Karnataka, like India, is a place of extreme contrasts. One sees this in Hyderabad Karnataka’s human development Indicators being closer to that of Uttar Pradesh and Bihar, while Coastal Karnataka’s is closer to Kerala. Karnataka, like India, is a place of great linguistic and cultural diversity: the Kannada spoken in Bengaluru sounds very different to the one spoken in Mangaluru, which in turn sounds very different to the one spoken in Hyderabad Karnataka. Like India, Karnataka is going through a severe agricultural crisis and an urban boom, changing the demographic of the state quite fundamentally.
It would be tempting, therefore, to draw a linear conclusion that how Karnataka votes in 2018 will tell us how India will vote in 2019 Lok Sabha elections.
It will do nothing of that sort. Indeed, if recent history is anything to go by, how Karnataka votes in 2018 will not even tell us anything useful about how Karnataka will vote in the 2019 Lok Sabha elections. State and general elections have seen little in common by way of vote shares or seats, despite being held so close to each other.
But that is not why these elections are important.
It could mark the decisive end of the relevance two concepts that are relentlessly trotted out to explain Karnataka’s politics: “dominant castes" and “vote banks". Specifically, these elections may show that in Karnataka politics, it may not matter anymore how the Vokkaligas and the Lingayats vote. Or, at least, no party can reasonably hope to come to power by being seen to be a “Vokkaliga party" such as the Janata Dal (Secular), or JDS, or a “Lingayat party" (like the Bharatiya Janata Party). It is likely even if either of these two castes vote en masse for any party, it may not be enough for that party to win an election.
Surveys, on average, seem to show that the Congress is going to be the single largest party, though Vokkaligas seem to be backing the JDS in large numbers and Lingayats, the BJP. If this is indeed the outcome, it will prove to be a confirmation of the leaked numbers of the caste census conducted by the Karnataka government, which show that these two groups each constitute about 10% of the state’s population. On the other hand, the numbers seem to suggest that Dalits seem to form the single largest caste group in the state and surveys suggest that they are decisively backing the Congress.

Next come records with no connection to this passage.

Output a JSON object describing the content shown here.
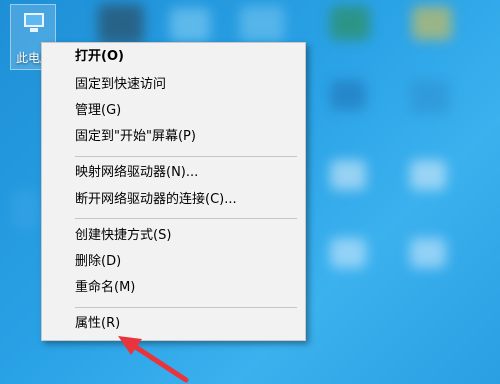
{
  "desktop": {
    "icon_label": "此电脑"
  },
  "context_menu": {
    "items": [
      {
        "label": "打开(O)",
        "bold": true
      },
      {
        "label": "固定到快速访问"
      },
      {
        "label": "管理(G)"
      },
      {
        "label": "固定到\"开始\"屏幕(P)"
      },
      {
        "label": "映射网络驱动器(N)..."
      },
      {
        "label": "断开网络驱动器的连接(C)..."
      },
      {
        "label": "创建快捷方式(S)"
      },
      {
        "label": "删除(D)"
      },
      {
        "label": "重命名(M)"
      },
      {
        "label": "属性(R)"
      }
    ]
  },
  "colors": {
    "desktop_background": "#2aa2e6",
    "menu_background": "#f2f2f2",
    "annotation_arrow": "#e8343a"
  },
  "icons": {
    "desktop_icon": "computer-icon",
    "annotation": "red-arrow-icon"
  }
}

Why does this matter nationally?
For two reasons: First, the larger national trend of hitherto dominant castes, such as the Patels, Marathas, and Jats, losing their grip on political power would continue in Karnataka—suggesting that perhaps we are seeing a large-scale shift in India’s electoral politics.
Second, that the space being vacated is probably not being filled by any one caste, but perhaps a coalition of subaltern communities, which in Karnataka would be religious minorities, backward castes and Dalits abbreviated to AHINDA. How this grouping votes will probably decide the outcome of the election. If the majority of these three communities back the Congress (as surveys seem to suggest), it is quite likely that the latter will win comfortably. If, on the other hand, the vote is diffused between the three parties, a hung assembly may very well be the result.
The results of Karnataka Elections 2018 might, therefore, mark not just a decisive shift in the state’s electoral politics but herald a similar one across India.
Alok Prasanna Kumar is an advocate based in Bengaluru and a keen observer of Karnataka politics.